I did do a chore chart for a while, but that's gone by the wayside. Thus far the kids just do chores when I ask them, usually feeding the cat and emptying the dishwasher, sometimes light vacuuming. Straightening up beds and brushing teeth are part of getting ready for the day. I help with the bed because the bunk bed is even hard for me to "make." It's more like just folding up the quilts and they arrange the pillows and massive amount of stuffed animals! :)

Love hearing what other's do!

Briana Almengor said...

This is ever evolving at our house. Upon the boys' 6th bday, we did begin giving them an allowance..a dollar for every year they are old. We may need to stop this practice, and we've told them that, but we also communicated that it is not in direct relationship to their chores. Like you, we want them to serve bc that's why Christ came, and practically we all have to in order to have an orderly home. But, we also wanted them to provide a context to teach them about money. It's been an interesting journey so far w/ it, but I'm glad we did it and hope we can continue. They and we are learning a lot through it, I think.

As far as chores..I'm a bit more random w/ the "big" chores, though I will say that we are a Saturday morning-get the big household chores-kind of family. LA has a spreadsheet for it (I know, shocking!) I pretty much fly by the seat of my pants and do what seems to need to be done.

I used to be so type A w/ these things, but I think btw being married to LA who far exceeds me in being type A and having kids, I've mellowed out by necessity.

I do the "five fingers" thing w/ the kids and that works well for us...not because everyone does it perfectly without needing reminding, but like you said, Kelly, it provides expectations for everyone.

All the kids have assigned chores as well (laminated list on the fridge). As they age, more chores are assigned. For example, the boys have begun to take the trash and recycling out now that they can open the lids and shut them properly.
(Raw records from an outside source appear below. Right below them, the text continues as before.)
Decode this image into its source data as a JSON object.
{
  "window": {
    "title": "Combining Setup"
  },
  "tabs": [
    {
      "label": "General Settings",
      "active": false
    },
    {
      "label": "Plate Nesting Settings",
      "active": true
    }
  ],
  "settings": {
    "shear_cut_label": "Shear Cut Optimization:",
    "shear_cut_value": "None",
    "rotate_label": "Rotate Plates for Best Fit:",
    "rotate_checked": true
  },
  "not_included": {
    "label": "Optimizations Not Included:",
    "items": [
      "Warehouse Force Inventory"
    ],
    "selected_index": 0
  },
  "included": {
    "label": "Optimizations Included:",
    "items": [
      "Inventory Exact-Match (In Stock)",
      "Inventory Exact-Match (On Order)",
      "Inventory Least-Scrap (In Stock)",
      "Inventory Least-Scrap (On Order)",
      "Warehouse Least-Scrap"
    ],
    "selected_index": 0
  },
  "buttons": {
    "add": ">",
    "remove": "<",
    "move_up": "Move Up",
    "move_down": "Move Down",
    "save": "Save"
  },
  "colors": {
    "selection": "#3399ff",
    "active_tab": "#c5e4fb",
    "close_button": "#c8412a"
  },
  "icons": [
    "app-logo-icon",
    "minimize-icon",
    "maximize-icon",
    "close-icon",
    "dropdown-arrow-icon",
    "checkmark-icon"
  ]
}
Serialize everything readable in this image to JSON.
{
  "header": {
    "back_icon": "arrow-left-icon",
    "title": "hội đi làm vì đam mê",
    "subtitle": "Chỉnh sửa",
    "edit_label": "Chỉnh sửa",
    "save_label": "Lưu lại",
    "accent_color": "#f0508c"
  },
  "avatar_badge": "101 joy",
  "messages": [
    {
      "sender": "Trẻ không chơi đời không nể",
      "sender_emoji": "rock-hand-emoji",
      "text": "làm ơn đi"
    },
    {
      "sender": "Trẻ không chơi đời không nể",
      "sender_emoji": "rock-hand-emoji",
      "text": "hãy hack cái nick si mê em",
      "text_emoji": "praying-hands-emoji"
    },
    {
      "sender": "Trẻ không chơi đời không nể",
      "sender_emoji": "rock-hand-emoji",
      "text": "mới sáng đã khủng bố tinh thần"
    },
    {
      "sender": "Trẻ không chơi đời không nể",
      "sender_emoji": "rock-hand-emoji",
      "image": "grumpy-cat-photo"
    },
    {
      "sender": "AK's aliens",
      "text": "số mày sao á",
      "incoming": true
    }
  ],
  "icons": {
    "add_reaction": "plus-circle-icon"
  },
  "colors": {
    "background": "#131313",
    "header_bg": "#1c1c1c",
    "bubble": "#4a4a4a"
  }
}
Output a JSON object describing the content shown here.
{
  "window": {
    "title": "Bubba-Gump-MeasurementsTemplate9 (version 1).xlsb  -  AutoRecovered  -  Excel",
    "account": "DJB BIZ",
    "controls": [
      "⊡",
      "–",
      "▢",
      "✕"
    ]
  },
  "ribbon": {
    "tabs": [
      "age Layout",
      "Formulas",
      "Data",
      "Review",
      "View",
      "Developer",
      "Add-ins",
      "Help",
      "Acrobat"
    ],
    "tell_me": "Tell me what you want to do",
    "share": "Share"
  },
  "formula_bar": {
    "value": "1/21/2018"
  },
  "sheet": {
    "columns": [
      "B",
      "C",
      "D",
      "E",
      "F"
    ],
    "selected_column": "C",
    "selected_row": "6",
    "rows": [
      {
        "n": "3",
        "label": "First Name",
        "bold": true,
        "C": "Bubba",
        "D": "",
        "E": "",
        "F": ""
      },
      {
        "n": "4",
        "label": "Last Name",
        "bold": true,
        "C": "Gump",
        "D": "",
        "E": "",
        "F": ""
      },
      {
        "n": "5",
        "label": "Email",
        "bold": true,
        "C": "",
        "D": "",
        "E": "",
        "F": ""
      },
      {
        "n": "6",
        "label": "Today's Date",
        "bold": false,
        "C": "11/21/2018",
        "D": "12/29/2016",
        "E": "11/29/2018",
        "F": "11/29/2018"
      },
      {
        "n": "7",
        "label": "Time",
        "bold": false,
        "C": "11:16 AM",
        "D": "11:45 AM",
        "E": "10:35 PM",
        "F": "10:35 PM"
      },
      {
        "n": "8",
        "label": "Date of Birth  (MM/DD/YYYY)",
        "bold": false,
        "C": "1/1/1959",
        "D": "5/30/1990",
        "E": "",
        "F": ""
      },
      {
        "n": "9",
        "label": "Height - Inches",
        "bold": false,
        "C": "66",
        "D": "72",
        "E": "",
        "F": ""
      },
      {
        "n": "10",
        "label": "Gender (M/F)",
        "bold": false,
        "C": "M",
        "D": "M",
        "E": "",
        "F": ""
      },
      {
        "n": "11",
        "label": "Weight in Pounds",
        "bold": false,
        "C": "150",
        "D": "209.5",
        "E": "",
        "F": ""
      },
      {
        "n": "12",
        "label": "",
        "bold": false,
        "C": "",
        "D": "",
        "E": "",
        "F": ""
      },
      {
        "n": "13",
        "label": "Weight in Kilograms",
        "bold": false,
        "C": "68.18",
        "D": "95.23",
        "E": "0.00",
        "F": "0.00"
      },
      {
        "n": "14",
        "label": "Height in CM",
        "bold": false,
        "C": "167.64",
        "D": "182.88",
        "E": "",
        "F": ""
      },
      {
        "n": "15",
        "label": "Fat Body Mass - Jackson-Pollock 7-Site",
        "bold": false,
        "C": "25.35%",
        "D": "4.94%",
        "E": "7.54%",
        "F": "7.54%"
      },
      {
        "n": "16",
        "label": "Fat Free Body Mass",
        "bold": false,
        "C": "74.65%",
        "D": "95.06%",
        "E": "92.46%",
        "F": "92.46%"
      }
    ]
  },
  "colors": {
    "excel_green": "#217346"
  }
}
FOr now, my boys have morning chores: unload dishwasher and icecube trays is for one of the boys. Upstairs trash cans and taking laundry down to utility room is for another boy.
Bella unloads her silverware and helps mommy w/ breakfast.

They do other chores that aren't on their list, putting their clean, folded laundry away. That's probably not on the list b/c it's not always folded in order to put away. Often (esp. during the school year or when we have a lot going on otherwise, it's in a pile on my bedroom floor, and they just come pick out their outfits from that..sad, but true!)

I'm slowly adding in more chores like set table for dinner, clear table after dinner, take laundry upstairs for mommy.

You can "systems" can only loosely be called such. ;)

But, like you said Kelly, it works for us...or doesn't actually and that's why it's always evolving. ;)

Kelly said...

I don't have a chore day as such, but my kitchen gets done on Monday, the bathrooms on Wednesday, and so on. Works well.
I think these things need to evolve, especially with kids at various ages. A five year old might not be able to vacuum well, (at least, not here), so the seven year old does it. But the five year old will eventually reach the point when they are ready, and everyone bumps up some responsibility levels. I think I used to get frustrated that I'd set up a system that worked for a while, but then suddenly it no longer did. It then occured to me that this is normal and to be expected - it shouldn't stay the same for years if I want the kids to actually learn how to do these chores! Sometimes it takes a while, but the light usually flips on at some point. :)